Like Samsung's Galaxy S6, the HTC One M9 is equipped with fast battery charging. HTC is using Qualcomm's QuickCharge 2.0 technology, which will get you to about 60 percent in just 30 minutes. Unfortunately (unlike the S6), the HTC One M9's fast charging requires a special charger, which isn't included in the box and won't even be sold in stores in Singapore. You'll have to pick one up online. Since we're  unable to personally test that aspect on the HTC One M9, do check out the effectiveness of Qualcom's QuickCharge 2.0 in our recent review of the Motorola Nexus 6 review where we've some details and notes of it in action.


We measure the portability of a device by calculating its battery life to (weight x volume) ratio. Despite its slightly reduced size and weight, the One M9 actually fared a point worse than last year's M8 due to its shorter battery life.



Gorgeous for sure (we're quite keen on the gunmetal grey color shown above) but is that enough anymore?

Make no mistake, the HTC One M9 is a good phone, boasting a combination of luxurious looks and premium materials with a comfortable and ergonomic shape, an excellent display and the best audio available on a smartphone. It's also one of the few flagship smartphones left these days with expandable storage. But for all its good points, there's just nothing particularly exciting about it.

Two years ago, HTC was breaking new ground and leading the way with the HTC One, but now it's HTC's competitors that are doing the innovating. Say what you will about Samsung and LG's curved displays, or LG's back button design, at least they're trying something new and exciting. The HTC One's feature set hasn't really grown in two years, and even the Duo camera, one of last year's big features, is gone this year. Things like a fingerprint scanner (currently only available on the phablet-sized HTC One Max) or even a heart-rate monitor would be welcome additions.

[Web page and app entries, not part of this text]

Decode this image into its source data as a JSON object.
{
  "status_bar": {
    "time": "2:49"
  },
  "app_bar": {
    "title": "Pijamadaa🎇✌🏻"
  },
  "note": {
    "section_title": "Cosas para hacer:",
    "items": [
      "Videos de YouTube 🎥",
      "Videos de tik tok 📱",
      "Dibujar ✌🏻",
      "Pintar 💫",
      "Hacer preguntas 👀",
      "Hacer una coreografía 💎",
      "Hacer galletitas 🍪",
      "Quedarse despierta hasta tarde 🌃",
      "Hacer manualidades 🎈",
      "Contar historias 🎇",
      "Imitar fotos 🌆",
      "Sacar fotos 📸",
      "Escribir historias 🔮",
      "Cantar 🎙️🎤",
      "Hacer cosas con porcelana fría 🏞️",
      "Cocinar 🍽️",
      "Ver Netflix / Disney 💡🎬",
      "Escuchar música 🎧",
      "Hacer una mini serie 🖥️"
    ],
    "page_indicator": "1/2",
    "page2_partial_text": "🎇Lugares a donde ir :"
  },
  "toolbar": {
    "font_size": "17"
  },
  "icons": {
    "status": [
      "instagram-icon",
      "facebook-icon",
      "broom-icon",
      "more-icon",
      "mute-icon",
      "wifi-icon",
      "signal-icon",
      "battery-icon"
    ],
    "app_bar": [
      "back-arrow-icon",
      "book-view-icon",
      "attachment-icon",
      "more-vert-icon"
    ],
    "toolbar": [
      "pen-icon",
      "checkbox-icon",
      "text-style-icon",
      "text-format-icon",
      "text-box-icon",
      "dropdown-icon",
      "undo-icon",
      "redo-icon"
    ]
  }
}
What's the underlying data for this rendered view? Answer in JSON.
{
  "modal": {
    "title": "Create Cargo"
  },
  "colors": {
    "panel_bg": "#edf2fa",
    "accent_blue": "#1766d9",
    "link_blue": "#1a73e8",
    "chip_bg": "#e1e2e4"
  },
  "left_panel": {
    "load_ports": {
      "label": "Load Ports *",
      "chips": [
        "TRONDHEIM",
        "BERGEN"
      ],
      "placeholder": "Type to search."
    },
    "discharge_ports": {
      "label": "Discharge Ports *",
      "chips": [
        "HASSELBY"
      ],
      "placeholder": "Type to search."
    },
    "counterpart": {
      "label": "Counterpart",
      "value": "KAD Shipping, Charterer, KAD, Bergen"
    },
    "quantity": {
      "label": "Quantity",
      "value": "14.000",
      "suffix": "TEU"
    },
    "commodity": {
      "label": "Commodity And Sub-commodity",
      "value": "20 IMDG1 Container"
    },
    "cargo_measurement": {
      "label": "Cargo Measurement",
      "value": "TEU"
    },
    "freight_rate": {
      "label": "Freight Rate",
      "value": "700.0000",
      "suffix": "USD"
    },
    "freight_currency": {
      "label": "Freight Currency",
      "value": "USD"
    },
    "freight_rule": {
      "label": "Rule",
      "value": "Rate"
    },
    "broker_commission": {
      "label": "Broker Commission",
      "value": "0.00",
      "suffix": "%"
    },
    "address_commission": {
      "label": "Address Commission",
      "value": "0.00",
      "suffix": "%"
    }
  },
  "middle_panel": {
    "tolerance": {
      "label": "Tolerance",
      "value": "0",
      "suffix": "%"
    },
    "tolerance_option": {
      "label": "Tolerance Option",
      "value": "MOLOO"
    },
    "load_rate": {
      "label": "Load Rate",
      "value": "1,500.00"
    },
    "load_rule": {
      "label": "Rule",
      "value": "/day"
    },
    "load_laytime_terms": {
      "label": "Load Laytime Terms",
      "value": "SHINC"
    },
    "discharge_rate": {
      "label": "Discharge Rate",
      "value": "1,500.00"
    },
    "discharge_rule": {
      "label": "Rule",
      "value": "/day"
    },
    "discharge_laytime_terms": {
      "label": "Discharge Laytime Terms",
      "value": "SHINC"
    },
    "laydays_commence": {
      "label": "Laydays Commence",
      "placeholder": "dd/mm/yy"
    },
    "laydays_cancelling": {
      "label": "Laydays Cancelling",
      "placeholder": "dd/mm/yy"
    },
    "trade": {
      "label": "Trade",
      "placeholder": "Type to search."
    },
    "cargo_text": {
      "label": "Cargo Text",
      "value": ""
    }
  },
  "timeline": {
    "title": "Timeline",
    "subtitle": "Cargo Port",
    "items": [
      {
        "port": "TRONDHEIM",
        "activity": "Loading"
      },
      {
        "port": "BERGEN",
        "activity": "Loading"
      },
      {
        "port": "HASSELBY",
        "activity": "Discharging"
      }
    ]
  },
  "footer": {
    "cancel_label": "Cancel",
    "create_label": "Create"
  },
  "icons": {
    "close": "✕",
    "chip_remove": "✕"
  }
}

Additionally, areas which HTC have focused on, like the camera and battery life, arguably the two most important features of any smartphone, didn't really impress us, and the M9 isn't even a definite upgrade over last year's model in either of these categories. As a result, we wouldn't recommend current owners of the HTC One M8 to upgrade just yet.

Ultimately, despite the lack of innovation or any major upgrades, the One M9 is still a good phone, but it leaves a very big question hanging over HTC's head. Where does it go from here?

  • Design 8.5
  • Features 8
  • User-Friendliness 8.5
  • Performance 8
  • Value 7.5
The Good
Beautiful metal design
Great stereo speakers
HTC's Sense 7.0 UI
Decent benchmark performance
The Bad
Looks similar to One M8
Average battery life
Only modest upgrades from last year's model